Pepperwood’s Michelle Halbur adds, “this is what we observed happening with small mammals initially after the fire. A key point though is that they were still there, just hiding out until the cover came back. They didn’t leave the area, which some people may think will happen. After the grasses greened up about 4-6 weeks after the fire, we saw predatory birds foraging on small rodents that had emerged from underground, protected by the shelter of new grass growth.”
Though larger mammals may temporarily seek new habitat after a fire, over time they seem unaffected. Researchers who studied large fire events that occurred in San Diego County back in 2003 found that mountain lion (Puma concolor), coyote (Canis latrans), bobcat (Lynx rufus), badger (Taxidea taxus), gray fox (Urocyon cinereoargenteus), raccoon (Procyon lotor), and other larger mammal populations all recovered within three years. For most of these species, there was little evidence that numbers had changed from their levels before the fire. Deer numbers may actually increase after a fire, since they have access to more easily available and more nutritious forage. Go Bambi!

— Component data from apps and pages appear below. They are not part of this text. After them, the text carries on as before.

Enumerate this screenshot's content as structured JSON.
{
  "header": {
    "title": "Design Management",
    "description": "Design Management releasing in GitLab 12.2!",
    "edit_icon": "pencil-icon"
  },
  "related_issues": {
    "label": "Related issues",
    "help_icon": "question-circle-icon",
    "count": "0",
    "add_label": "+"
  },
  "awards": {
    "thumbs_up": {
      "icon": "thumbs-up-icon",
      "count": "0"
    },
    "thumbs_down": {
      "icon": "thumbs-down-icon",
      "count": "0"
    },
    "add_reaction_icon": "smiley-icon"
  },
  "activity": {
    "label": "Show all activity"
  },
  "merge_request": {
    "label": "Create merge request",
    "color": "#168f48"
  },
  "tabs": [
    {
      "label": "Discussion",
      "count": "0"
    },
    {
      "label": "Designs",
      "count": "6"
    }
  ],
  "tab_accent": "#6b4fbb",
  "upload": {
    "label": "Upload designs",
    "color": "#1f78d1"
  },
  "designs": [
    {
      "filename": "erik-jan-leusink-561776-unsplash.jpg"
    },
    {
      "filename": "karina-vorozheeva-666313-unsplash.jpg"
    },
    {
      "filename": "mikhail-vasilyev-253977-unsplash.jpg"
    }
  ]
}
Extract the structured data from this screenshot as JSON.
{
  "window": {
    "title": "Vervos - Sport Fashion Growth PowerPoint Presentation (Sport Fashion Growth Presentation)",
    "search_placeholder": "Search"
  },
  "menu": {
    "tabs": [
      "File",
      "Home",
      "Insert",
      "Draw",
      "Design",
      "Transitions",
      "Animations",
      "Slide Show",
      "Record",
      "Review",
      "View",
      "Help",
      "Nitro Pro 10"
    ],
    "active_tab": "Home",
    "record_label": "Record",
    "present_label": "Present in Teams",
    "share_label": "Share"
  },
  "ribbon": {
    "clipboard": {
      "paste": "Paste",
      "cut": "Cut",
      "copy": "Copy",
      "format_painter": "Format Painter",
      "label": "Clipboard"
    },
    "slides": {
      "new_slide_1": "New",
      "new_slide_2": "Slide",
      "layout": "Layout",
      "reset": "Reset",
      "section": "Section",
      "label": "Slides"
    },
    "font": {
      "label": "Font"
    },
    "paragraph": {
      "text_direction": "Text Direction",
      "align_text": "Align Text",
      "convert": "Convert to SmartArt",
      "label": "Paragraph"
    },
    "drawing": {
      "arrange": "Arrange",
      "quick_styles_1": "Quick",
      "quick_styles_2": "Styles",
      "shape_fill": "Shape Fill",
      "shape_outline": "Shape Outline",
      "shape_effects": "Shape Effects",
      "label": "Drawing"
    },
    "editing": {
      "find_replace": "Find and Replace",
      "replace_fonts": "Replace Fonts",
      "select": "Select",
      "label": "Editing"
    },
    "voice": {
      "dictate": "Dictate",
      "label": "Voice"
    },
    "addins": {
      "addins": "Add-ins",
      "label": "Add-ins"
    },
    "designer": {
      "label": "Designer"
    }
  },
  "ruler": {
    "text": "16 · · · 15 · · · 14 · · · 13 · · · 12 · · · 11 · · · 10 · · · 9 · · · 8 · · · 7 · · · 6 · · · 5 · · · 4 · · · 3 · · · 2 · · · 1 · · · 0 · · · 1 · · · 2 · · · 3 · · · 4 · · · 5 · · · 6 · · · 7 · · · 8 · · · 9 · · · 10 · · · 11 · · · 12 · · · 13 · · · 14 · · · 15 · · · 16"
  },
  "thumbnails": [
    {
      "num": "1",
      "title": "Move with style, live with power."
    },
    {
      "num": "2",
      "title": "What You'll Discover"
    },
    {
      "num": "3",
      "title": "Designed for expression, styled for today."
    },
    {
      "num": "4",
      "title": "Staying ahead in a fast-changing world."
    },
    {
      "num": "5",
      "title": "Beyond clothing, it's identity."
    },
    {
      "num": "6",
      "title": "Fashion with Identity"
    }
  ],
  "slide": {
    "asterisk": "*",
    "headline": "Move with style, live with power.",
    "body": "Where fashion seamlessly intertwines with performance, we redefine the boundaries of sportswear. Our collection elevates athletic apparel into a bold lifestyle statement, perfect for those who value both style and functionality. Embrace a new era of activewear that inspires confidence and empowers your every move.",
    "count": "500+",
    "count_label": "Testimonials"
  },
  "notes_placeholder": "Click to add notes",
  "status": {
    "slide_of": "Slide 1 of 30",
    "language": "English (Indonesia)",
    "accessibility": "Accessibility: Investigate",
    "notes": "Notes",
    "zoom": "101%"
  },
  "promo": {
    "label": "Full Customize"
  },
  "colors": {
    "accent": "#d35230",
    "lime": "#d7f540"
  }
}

At Pepperwood and on neighboring properties, we study the abundance of mammals through motion-activated camera traps. Camera traps provide a non-invasive tool to document wildlife species throughout the landscape. Many of our twenty cameras survived the fire and those that were destroyed have been replaced. Through the analysis of hundreds of thousands of photos captured with this innovative technology, we are documenting the recovery of our animal community and will share this information with all of you. Stay tuned!
Pepperwood wildlife – before, during and after the fire
This is a sequence of images all taken by a single Pepperwood motion-activated camera. Note the time and date stamps in the lower right hand corner, and the temperature readings on the lower left as the fire moves through.
References and additional helpful resources:
• International Journal of Wildland Fire – Effect of fire on small mammals
• Fire Ecology – Faunal Responses to Fire in California
• The Spruce – Cavity-Nesting Birds
• Cornell Lab of Ornithology – Pileated Woodpecker